The racetrack is also a place where he can do what congregants say he does best -- reach out to people who have been turned off by church.

Brian Collins met the Rev at a racetrack in Brainerd. Haseltine was giving a Sunday sermon before the races. Collins didn't go to Maranatha or any church at the time. He and Haseltine became friends, and today Collins is the crew chief of the church's racing team.

"I started going to church at Maranatha because I could relate to Pastor Mike as a guy," he said. "He definitely can relate to a lot of things that guys like, guns, cars, things that are loud, things that are fast."

It was refreshing after growing up in a church that Collins says was always telling men they need to calm down.

Not everyone is thrilled with Haseltine's thrill-seeking side.

"There have been people who felt that he had a duty to God and the church and were angry that he was racing," said Travis Abrahamson, former associate pastor at Maranatha. "They questioned why he would risk his life."

Collins says the Rev is the same on the racetrack as he is at the pulpit.

"There's a certain amount of a conservative side to him," he said. "You see that from the pulpit. He speaks very openly from the pulpit but he draws the line. He's that way on the racetrack. He'll be aggressive, he drives hard, but he's not reckless."

Not all agree with his style

His brash opinions and style have won him some enemies.

Haseltine says he's received a couple of death threats. One memorable threat came from someone upset about the church's float in the city's annual July Fourth parade when Maranatha had a paper mache image of Jesus in its float.

"Well the Bible says not to have any graven images, and one particular person really thought that I was corrupting the community by having a graven image of Jesus and I was against the Word of God and threatened to kill me," Haseltine said.

It's that same kind of Pavlovian thinking that some critics use to denounce his love of skull imagery, he says.

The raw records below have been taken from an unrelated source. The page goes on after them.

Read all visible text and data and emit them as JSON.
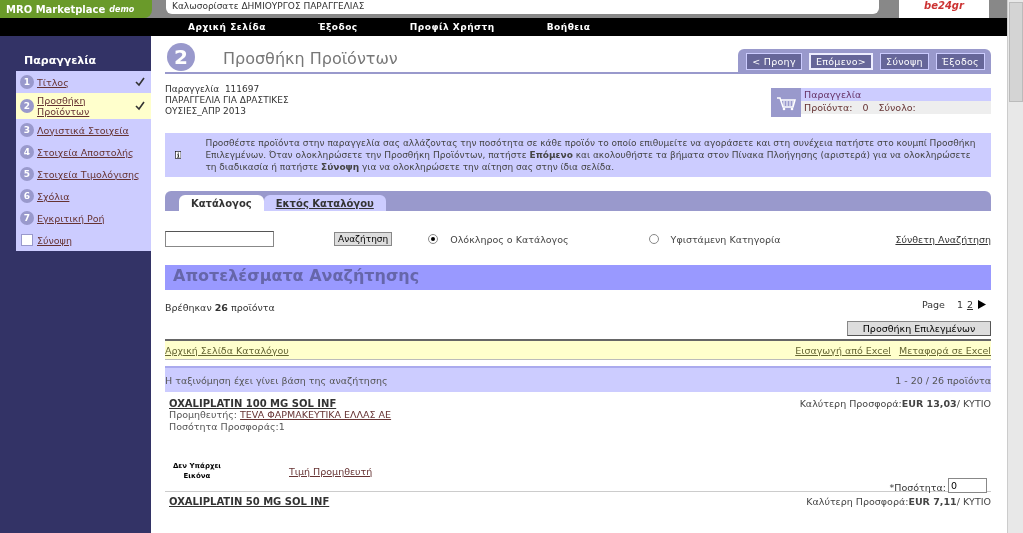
{
  "header": {
    "logo": "MRO Marketplace",
    "logo_sub": "demo",
    "welcome": "Καλωσορίσατε ΔΗΜΙΟΥΡΓΟΣ ΠΑΡΑΓΓΕΛΙΑΣ",
    "partner_logo": "be24gr"
  },
  "nav": [
    "Αρχική Σελίδα",
    "Έξοδος",
    "Προφίλ Χρήστη",
    "Βοήθεια"
  ],
  "sidebar": {
    "title": "Παραγγελία",
    "steps": [
      {
        "kind": "number",
        "number": "1",
        "label": "Τίτλος",
        "checked": true,
        "selected": false
      },
      {
        "kind": "number",
        "number": "2",
        "label": "Προσθήκη Προϊόντων",
        "checked": true,
        "selected": true
      },
      {
        "kind": "number",
        "number": "3",
        "label": "Λογιστικά Στοιχεία",
        "checked": false,
        "selected": false
      },
      {
        "kind": "number",
        "number": "4",
        "label": "Στοιχεία Αποστολής",
        "checked": false,
        "selected": false
      },
      {
        "kind": "number",
        "number": "5",
        "label": "Στοιχεία Τιμολόγισης",
        "checked": false,
        "selected": false
      },
      {
        "kind": "number",
        "number": "6",
        "label": "Σχόλια",
        "checked": false,
        "selected": false
      },
      {
        "kind": "number",
        "number": "7",
        "label": "Εγκριτική Ροή",
        "checked": false,
        "selected": false
      },
      {
        "kind": "square",
        "label": "Σύνοψη",
        "checked": false,
        "selected": false
      }
    ]
  },
  "page": {
    "step": "2",
    "title": "Προσθήκη Προϊόντων",
    "buttons": [
      {
        "label": "< Προηγ",
        "selected": false
      },
      {
        "label": "Επόμενο>",
        "selected": true
      },
      {
        "label": "Σύνοψη",
        "selected": false
      },
      {
        "label": "Έξοδος",
        "selected": false
      }
    ]
  },
  "order": {
    "lines": [
      "Παραγγελία  111697",
      "ΠΑΡΑΓΓΕΛΙΑ ΓΙΑ ΔΡΑΣΤΙΚΕΣ",
      "ΟΥΣΙΕΣ_ΑΠΡ 2013"
    ],
    "cart_title": "Παραγγελία",
    "products_label": "Προϊόντα:",
    "products_value": "0",
    "total_label": "Σύνολο:"
  },
  "info": "Προσθέστε προϊόντα στην παραγγελία σας αλλάζοντας την ποσότητα σε κάθε προϊόν το οποίο επιθυμείτε να αγοράσετε και στη συνέχεια πατήστε στο κουμπί Προσθήκη Επιλεγμένων. Όταν ολοκληρώσετε την Προσθήκη Προϊόντων, πατήστε **Επόμενο** και ακολουθήστε τα βήματα στον Πίνακα Πλοήγησης (αριστερά) για να ολοκληρώσετε τη διαδικασία ή πατήστε **Σύνοψη** για να ολοκληρώσετε την αίτηση σας στην ίδια σελίδα.",
  "tabs": [
    {
      "label": "Κατάλογος",
      "selected": true
    },
    {
      "label": "Εκτός Καταλόγου",
      "selected": false
    }
  ],
  "search": {
    "button": "Αναζήτηση",
    "scopes": [
      {
        "label": "Ολόκληρος ο Κατάλογος",
        "selected": true
      },
      {
        "label": "Υφιστάμενη Κατηγορία",
        "selected": false
      }
    ],
    "advanced": "Σύνθετη Αναζήτηση"
  },
  "results": {
    "title": "Αποτελέσματα Αναζήτησης",
    "found": "Βρέθηκαν **26** προϊόντα",
    "page_label": "Page",
    "pages": [
      {
        "label": "1",
        "selected": true
      },
      {
        "label": "2",
        "selected": false
      }
    ],
    "add_button": "Προσθήκη Επιλεγμένων",
    "catalog_home": "Αρχική Σελίδα Καταλόγου",
    "import": "Εισαγωγή από Excel",
    "export": "Μεταφορά σε Excel",
    "sort_note": "Η ταξινόμηση έχει γίνει βάση της αναζήτησης",
    "range": "1 - 20 / 26 προϊόντα"
  },
  "products": [
    {
      "name": "OXALIPLATIN 100 MG SOL INF",
      "supplier_label": "Προμηθευτής:",
      "supplier": "TEVA ΦΑΡΜΑΚΕΥΤΙΚΑ ΕΛΛΑΣ ΑΕ",
      "offer_qty": "Ποσότητα Προσφοράς:1",
      "offer": "Καλύτερη Προσφορά:**EUR 13,03**/ ΚΥΤΙΟ",
      "no_image": "Δεν Υπάρχει Εικόνα",
      "price_link": "Τιμή Προμηθευτή",
      "qty_label": "*Ποσότητα:",
      "qty": "0"
    },
    {
      "name": "OXALIPLATIN 50 MG SOL INF",
      "offer": "Καλύτερη Προσφορά:**EUR 7,11**/ ΚΥΤΙΟ"
    }
  ]
}
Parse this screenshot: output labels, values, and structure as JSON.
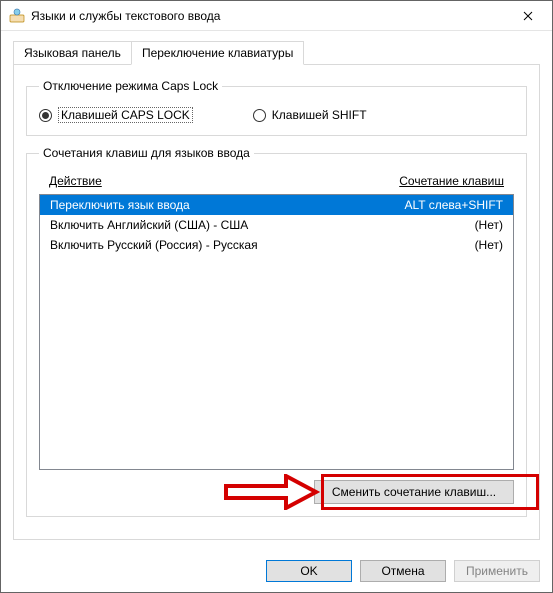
{
  "window": {
    "title": "Языки и службы текстового ввода"
  },
  "tabs": {
    "tab1": "Языковая панель",
    "tab2": "Переключение клавиатуры"
  },
  "capslock": {
    "legend": "Отключение режима Caps Lock",
    "opt1": "Клавишей CAPS LOCK",
    "opt2": "Клавишей SHIFT"
  },
  "hotkeys": {
    "legend": "Сочетания клавиш для языков ввода",
    "header_action": "Действие",
    "header_combo": "Сочетание клавиш",
    "rows": [
      {
        "action": "Переключить язык ввода",
        "combo": "ALT слева+SHIFT"
      },
      {
        "action": "Включить Английский (США) - США",
        "combo": "(Нет)"
      },
      {
        "action": "Включить Русский (Россия) - Русская",
        "combo": "(Нет)"
      }
    ],
    "change_button": "Сменить сочетание клавиш..."
  },
  "buttons": {
    "ok": "OK",
    "cancel": "Отмена",
    "apply": "Применить"
  },
  "annotations": {
    "highlight_color": "#d40000"
  }
}
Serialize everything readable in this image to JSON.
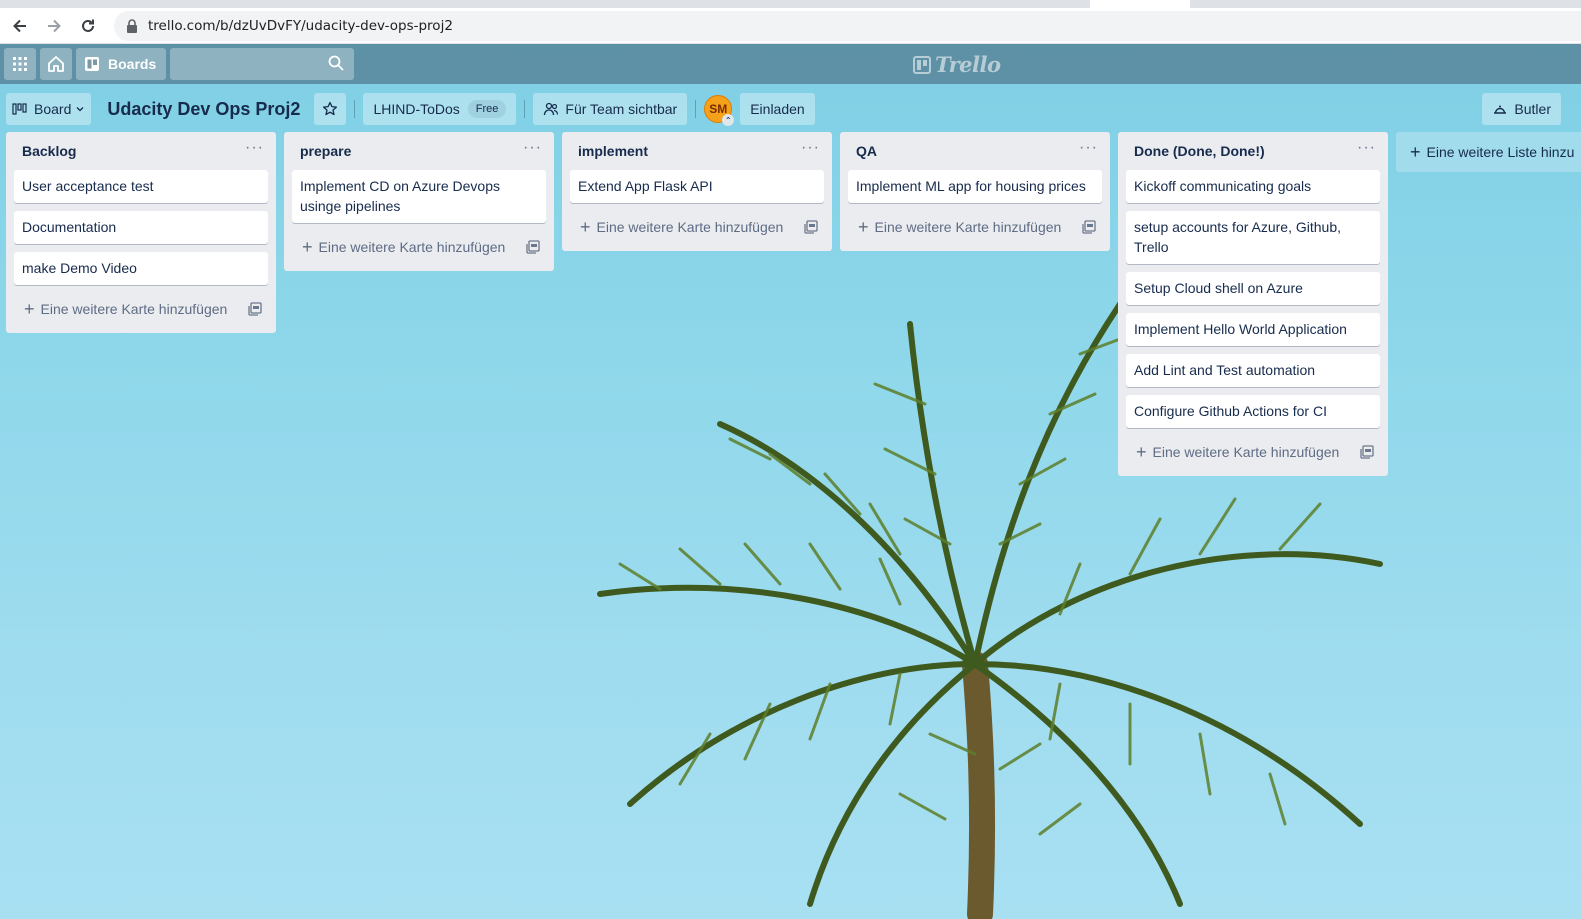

"They've associated the skulls with something bad," he said. He likes to respond by asking his critics if they know that St. Francis of Assisi used to sign all his letters with a skull and crossbones. "It was to remind us of our mortality and that we're going to die," Haseltine said.

The tough guy has a soft side, too.

"You also won't see a person break down and weep like Pastor Mike will when he talks about someone dying or someone dealing with cancer or some other difficult situation," Abrahamson said.

Allie Shah • 651-298-1550